◆ WHAT YOU WILL DO
Please restate the records that follow exactly, skipping their images.

Stored entries:
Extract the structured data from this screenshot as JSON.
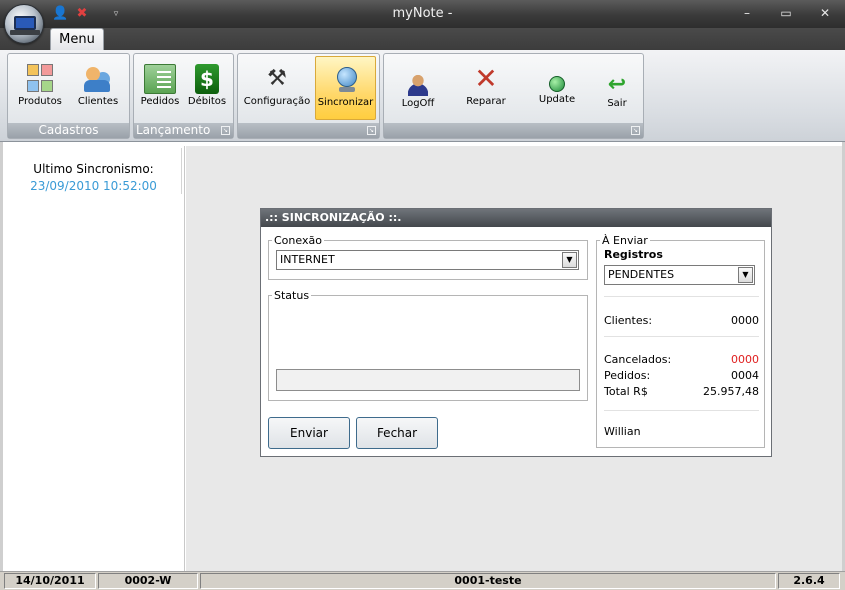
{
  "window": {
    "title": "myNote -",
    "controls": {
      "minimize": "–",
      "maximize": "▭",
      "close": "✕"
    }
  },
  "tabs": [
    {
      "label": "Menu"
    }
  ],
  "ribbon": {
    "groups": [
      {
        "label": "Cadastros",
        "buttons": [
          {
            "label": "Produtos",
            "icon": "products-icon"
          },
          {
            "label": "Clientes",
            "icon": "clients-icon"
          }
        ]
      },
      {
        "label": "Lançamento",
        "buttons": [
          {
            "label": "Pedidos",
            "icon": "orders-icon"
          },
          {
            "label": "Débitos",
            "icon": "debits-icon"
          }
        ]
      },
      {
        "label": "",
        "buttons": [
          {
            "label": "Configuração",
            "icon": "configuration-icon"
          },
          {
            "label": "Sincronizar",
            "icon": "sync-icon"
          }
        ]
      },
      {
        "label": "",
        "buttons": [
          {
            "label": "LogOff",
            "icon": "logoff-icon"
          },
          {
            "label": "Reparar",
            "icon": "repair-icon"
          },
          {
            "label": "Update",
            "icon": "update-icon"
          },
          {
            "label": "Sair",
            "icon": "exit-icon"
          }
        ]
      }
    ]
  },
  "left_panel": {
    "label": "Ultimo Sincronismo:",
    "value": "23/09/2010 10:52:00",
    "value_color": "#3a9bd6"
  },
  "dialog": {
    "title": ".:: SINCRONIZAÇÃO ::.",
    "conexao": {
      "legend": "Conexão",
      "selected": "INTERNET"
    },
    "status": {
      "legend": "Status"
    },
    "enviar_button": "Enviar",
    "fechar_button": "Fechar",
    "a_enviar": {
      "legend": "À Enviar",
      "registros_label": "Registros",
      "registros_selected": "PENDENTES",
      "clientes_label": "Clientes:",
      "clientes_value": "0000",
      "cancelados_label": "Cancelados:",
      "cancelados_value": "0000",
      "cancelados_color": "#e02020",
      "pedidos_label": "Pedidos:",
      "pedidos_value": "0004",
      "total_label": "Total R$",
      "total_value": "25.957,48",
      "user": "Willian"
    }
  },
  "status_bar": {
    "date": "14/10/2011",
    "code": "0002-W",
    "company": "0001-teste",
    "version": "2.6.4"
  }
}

◆ SOLUTION TO THE PROBLEM
Extract the structured data from this screenshot as JSON.
{
  "window": {
    "title": "myNote -",
    "controls": {
      "minimize": "–",
      "maximize": "▭",
      "close": "✕"
    }
  },
  "tabs": [
    {
      "label": "Menu"
    }
  ],
  "ribbon": {
    "groups": [
      {
        "label": "Cadastros",
        "buttons": [
          {
            "label": "Produtos",
            "icon": "products-icon"
          },
          {
            "label": "Clientes",
            "icon": "clients-icon"
          }
        ]
      },
      {
        "label": "Lançamento",
        "buttons": [
          {
            "label": "Pedidos",
            "icon": "orders-icon"
          },
          {
            "label": "Débitos",
            "icon": "debits-icon"
          }
        ]
      },
      {
        "label": "",
        "buttons": [
          {
            "label": "Configuração",
            "icon": "configuration-icon"
          },
          {
            "label": "Sincronizar",
            "icon": "sync-icon"
          }
        ]
      },
      {
        "label": "",
        "buttons": [
          {
            "label": "LogOff",
            "icon": "logoff-icon"
          },
          {
            "label": "Reparar",
            "icon": "repair-icon"
          },
          {
            "label": "Update",
            "icon": "update-icon"
          },
          {
            "label": "Sair",
            "icon": "exit-icon"
          }
        ]
      }
    ]
  },
  "left_panel": {
    "label": "Ultimo Sincronismo:",
    "value": "23/09/2010 10:52:00",
    "value_color": "#3a9bd6"
  },
  "dialog": {
    "title": ".:: SINCRONIZAÇÃO ::.",
    "conexao": {
      "legend": "Conexão",
      "selected": "INTERNET"
    },
    "status": {
      "legend": "Status"
    },
    "enviar_button": "Enviar",
    "fechar_button": "Fechar",
    "a_enviar": {
      "legend": "À Enviar",
      "registros_label": "Registros",
      "registros_selected": "PENDENTES",
      "clientes_label": "Clientes:",
      "clientes_value": "0000",
      "cancelados_label": "Cancelados:",
      "cancelados_value": "0000",
      "cancelados_color": "#e02020",
      "pedidos_label": "Pedidos:",
      "pedidos_value": "0004",
      "total_label": "Total R$",
      "total_value": "25.957,48",
      "user": "Willian"
    }
  },
  "status_bar": {
    "date": "14/10/2011",
    "code": "0002-W",
    "company": "0001-teste",
    "version": "2.6.4"
  }
}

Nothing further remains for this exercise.